In this set of projects, I use advanced quanitative methods to tackle the problem of more accurately measuring concepts of interest in international relations. One uses Bayesian latent variable models to directly assess the strength of peace agreements in civil conflict rather than having to use agreement duration as a proxy for strength. Another harnesses advances in big data and develops new measures of economic interdependence and methods for detecting disruptions of regular economic exchange between states from a product-level trade dataset with over two billion observations.
Rob Williams, Daniel Gustafson, Stephen Gent, and Mark Crescenzi. “A Latent Variable Approach to Measuring and Explaining Peace Agreement Strength.” Political Science Research and Methods.

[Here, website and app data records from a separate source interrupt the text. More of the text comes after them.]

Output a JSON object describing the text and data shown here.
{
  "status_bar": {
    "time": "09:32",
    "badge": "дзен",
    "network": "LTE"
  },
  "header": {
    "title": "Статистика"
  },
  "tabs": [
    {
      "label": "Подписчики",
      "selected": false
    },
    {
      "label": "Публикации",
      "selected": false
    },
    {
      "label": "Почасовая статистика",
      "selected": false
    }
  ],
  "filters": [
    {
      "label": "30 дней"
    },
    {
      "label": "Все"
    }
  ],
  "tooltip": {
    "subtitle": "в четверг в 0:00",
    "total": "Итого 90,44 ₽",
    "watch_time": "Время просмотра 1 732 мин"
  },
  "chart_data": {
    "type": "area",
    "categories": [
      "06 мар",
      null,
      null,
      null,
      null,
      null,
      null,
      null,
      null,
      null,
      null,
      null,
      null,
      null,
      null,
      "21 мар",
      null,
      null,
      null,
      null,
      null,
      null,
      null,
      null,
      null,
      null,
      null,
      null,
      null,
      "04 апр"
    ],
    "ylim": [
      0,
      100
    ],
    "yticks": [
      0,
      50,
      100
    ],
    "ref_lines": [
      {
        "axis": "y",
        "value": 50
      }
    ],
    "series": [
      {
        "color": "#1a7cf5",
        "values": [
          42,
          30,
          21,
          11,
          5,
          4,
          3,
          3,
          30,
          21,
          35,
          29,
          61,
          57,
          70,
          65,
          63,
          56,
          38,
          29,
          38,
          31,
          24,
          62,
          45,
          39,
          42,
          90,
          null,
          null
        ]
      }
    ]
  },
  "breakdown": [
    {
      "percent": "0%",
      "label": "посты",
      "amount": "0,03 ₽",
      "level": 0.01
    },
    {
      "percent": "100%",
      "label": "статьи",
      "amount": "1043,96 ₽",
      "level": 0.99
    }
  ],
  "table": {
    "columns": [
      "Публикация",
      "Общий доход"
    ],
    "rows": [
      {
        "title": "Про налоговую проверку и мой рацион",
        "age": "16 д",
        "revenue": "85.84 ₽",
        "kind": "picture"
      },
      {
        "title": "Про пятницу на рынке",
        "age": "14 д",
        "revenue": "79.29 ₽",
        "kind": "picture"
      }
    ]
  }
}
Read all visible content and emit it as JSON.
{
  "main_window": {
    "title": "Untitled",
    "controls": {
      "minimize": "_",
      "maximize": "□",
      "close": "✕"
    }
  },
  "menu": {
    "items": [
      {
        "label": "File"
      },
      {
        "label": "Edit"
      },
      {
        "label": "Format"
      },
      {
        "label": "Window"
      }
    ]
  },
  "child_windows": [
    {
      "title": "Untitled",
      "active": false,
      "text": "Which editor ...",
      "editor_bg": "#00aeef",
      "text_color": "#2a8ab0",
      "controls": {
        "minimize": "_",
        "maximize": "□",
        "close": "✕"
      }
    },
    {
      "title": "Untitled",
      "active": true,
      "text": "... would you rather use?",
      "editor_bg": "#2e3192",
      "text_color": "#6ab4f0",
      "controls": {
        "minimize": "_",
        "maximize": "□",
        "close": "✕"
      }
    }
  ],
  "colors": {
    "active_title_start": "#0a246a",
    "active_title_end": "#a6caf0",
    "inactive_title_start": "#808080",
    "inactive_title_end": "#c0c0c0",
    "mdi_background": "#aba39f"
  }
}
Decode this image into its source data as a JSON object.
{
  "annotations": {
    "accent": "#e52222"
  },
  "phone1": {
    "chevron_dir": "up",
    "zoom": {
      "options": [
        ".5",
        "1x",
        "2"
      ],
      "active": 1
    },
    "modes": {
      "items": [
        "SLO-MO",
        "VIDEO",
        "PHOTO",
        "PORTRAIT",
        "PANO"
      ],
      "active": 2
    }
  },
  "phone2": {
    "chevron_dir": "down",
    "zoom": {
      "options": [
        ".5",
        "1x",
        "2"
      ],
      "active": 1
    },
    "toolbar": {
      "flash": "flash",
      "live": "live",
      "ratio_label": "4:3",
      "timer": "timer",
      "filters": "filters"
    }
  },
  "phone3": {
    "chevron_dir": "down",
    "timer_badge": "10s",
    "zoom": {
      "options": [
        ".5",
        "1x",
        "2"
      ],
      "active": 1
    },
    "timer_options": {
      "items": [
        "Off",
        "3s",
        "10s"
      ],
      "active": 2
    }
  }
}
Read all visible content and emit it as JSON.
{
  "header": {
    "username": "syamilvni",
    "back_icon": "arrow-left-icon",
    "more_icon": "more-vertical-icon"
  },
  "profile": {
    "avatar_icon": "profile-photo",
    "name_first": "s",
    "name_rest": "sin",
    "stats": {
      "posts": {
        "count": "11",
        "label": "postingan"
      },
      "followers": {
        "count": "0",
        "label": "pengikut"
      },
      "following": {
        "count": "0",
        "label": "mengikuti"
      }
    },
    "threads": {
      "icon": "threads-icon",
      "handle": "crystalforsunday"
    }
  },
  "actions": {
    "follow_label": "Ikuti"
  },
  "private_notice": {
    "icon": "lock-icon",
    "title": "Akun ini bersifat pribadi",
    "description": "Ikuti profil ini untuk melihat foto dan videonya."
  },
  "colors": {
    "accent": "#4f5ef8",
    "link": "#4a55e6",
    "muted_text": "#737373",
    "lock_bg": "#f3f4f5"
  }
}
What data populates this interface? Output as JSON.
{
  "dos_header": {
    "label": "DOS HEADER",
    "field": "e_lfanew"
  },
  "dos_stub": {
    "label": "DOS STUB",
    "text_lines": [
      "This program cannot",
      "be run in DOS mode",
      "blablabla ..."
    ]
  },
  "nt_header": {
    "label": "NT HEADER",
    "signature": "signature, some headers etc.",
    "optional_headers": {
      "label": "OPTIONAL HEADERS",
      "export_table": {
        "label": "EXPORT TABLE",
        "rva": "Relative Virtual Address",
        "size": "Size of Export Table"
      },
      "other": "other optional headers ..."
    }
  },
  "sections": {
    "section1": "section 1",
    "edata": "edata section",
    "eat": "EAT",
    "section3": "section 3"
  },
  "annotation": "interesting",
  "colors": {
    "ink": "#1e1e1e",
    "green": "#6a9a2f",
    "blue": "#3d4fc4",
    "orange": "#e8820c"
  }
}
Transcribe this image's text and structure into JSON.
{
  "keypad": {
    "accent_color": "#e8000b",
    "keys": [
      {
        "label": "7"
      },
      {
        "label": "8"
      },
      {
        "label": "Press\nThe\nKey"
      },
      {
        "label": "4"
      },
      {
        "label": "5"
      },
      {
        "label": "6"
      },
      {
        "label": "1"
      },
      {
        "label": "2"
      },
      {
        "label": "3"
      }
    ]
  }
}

Much of the peace agreement durability literature assumes that stronger peace agreements are more likely to survive the trials of the post-conflict environment. This work does an excellent job identifying which provisions indicate that agreements are more likely to endure. However, there is no widely accepted way to directly measure the strength of agreements, and existing measures suffer from a lack of nuance or reliance on subjective weighting. We use a Bayesian item response theory model to develop a principled measure of the latent strength of peace agreements in civil conflicts from 1975-2005. We illustrate the measure’s utility by exploring how various international factors such as sanctions and mediation contribute to the strength or weakness of agreements.